Bummer Points: I think I spent a whole year plus between books 5 and 6, so I had sort of forgotten who was who and what was what.
Also, while it was the end of the series, Donati included fictional newspaper excerpts to let the readers know what happened to most of the characters after the close of this story. I didn’t personally love that technique; I think it’s OK to leave a series with some threads unresolved.
A second bummer was trying to flip back and forth between the print and eBook copy. I didn’t feel like dragging the 600-page hardback with me everywhere and my iPad was already in the bag. I’d read electronically on the go and in print at home, but it wasn’t as seamless as I was hoping it would be. I didn’t miss anything, but I should have stuck to one format.
Word Nerd Recommendation: Historical fiction is out of my usual reading bailiwick but overall, I enjoyed this series. I don’t think “Endless Forest” was necessarily the strongest one of the bunch but it still was a good read.
Thanks to everyone who entered the Lynn Viehl contest!
Our winner is Ilona Fenton who talked about not having a backyard in Hong Kong as a child, but catching snakes in the forest.
Ilona — email us your shipping address at wordnerdreviews at gmail dot com and we’ll work with Lynn to get your the prize pack!
When I was a junior in high school, taking Honors American English, sometime in the spring semester, we read The Great Gatsby.
I have a crystal clear memory of sitting with a small group in that class, working through a sheet of discussion questions. We were probably 2/3 through the book. The question was, “Note Nick’s moral development.” We were a bunch of smart aleks and it was last period in the day, and so we wrote down “Duly noted” just as the teacher walked by. She laughed and I’m pretty sure we then proceeded to answer the real question. I did fine in the class, and enjoyed the material, but Gatsby was the only book of what we read that year that I loved.
In graduate school, I reread it. I don’t remember why I decided to pick it up then, but I remember sitting on the battered green couch in my studio apartment loving every word of it a second time. About two years later, I adopted a shelter kitty and the only appropriate literary name for him was Gatsby, given his dubious past and his penchant for lavishing purrs on everyone he meets so they think the best of him.
Tonight, a group of friends and I are meeting for our first official book club discussion. Gatsby was our inaugural selection; everyone having that reaction of “I read it high school and liked it” and enthusiastically wanting to go back to the title as an adult. (Also, the new Baz Luhrmann movie may have shaded our choice some as well.)
I checked out the audiobook version, as read by Tim Robbins, and found myself once again captivated and somewhat emotionally sucker-punched by this book (even though I knew the end.)
It all hit me in one line, when Nick goes to apologize to Jordan at the end. She tells him she thought he was an honest guy. Nick, says, “I’m 30. That’s five years too old to lie to myself and call it honor.”
I agree with his sentiments about self-deception being a youthful folly. (Herein lies Gatsby’s problem, at its core.) And it struck me that this was my first reading of the book when I was now older than the characters and that at 32-and-11/12th’s years old, I had now outlived Gatsby.

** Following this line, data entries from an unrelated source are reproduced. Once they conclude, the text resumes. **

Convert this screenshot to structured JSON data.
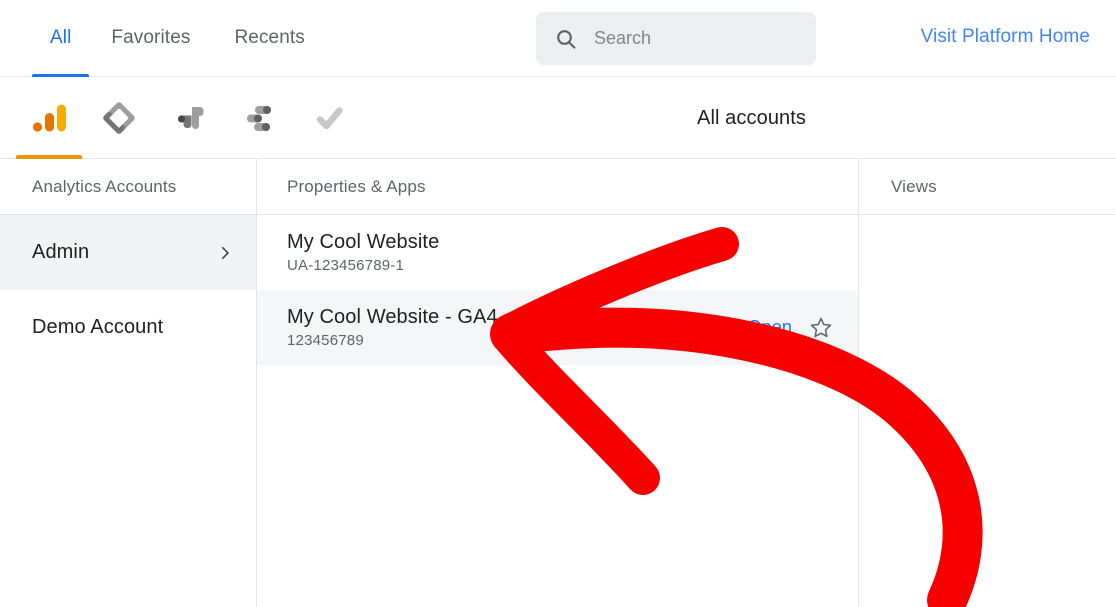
{
  "header": {
    "tabs": [
      {
        "label": "All",
        "active": true
      },
      {
        "label": "Favorites",
        "active": false
      },
      {
        "label": "Recents",
        "active": false
      }
    ],
    "search": {
      "placeholder": "Search",
      "value": "",
      "icon": "search-icon"
    },
    "platform_link": "Visit Platform Home",
    "link_color": "#4285f4",
    "active_tab_color": "#1a73e8"
  },
  "product_bar": {
    "title": "All accounts",
    "active_underline_color": "#e8960c",
    "products": [
      {
        "icon": "google-analytics-icon",
        "active": true
      },
      {
        "icon": "google-tag-manager-icon",
        "active": false
      },
      {
        "icon": "google-optimize-icon",
        "active": false
      },
      {
        "icon": "google-data-studio-icon",
        "active": false
      },
      {
        "icon": "google-surveys-checkmark-icon",
        "active": false
      }
    ]
  },
  "columns": {
    "accounts": {
      "header": "Analytics Accounts",
      "rows": [
        {
          "name": "Admin",
          "selected": true,
          "chevron": "chevron-right-icon"
        },
        {
          "name": "Demo Account",
          "selected": false,
          "chevron": ""
        }
      ]
    },
    "properties": {
      "header": "Properties & Apps",
      "rows": [
        {
          "name": "My Cool Website",
          "id": "UA-123456789-1",
          "selected": false,
          "open_label": "",
          "star": false
        },
        {
          "name": "My Cool Website - GA4",
          "id": "123456789",
          "selected": true,
          "open_label": "Open",
          "star": true
        }
      ]
    },
    "views": {
      "header": "Views",
      "rows": []
    }
  },
  "annotation": {
    "type": "hand-drawn-arrow",
    "color": "#f70000",
    "points_to": "My Cool Website - GA4"
  }
}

It’s hard to explain, exactly, what felt so sobering to me about this. It just was. Maybe that’s the beauty of well-written literature. It strikes you when and where you don’t expect it.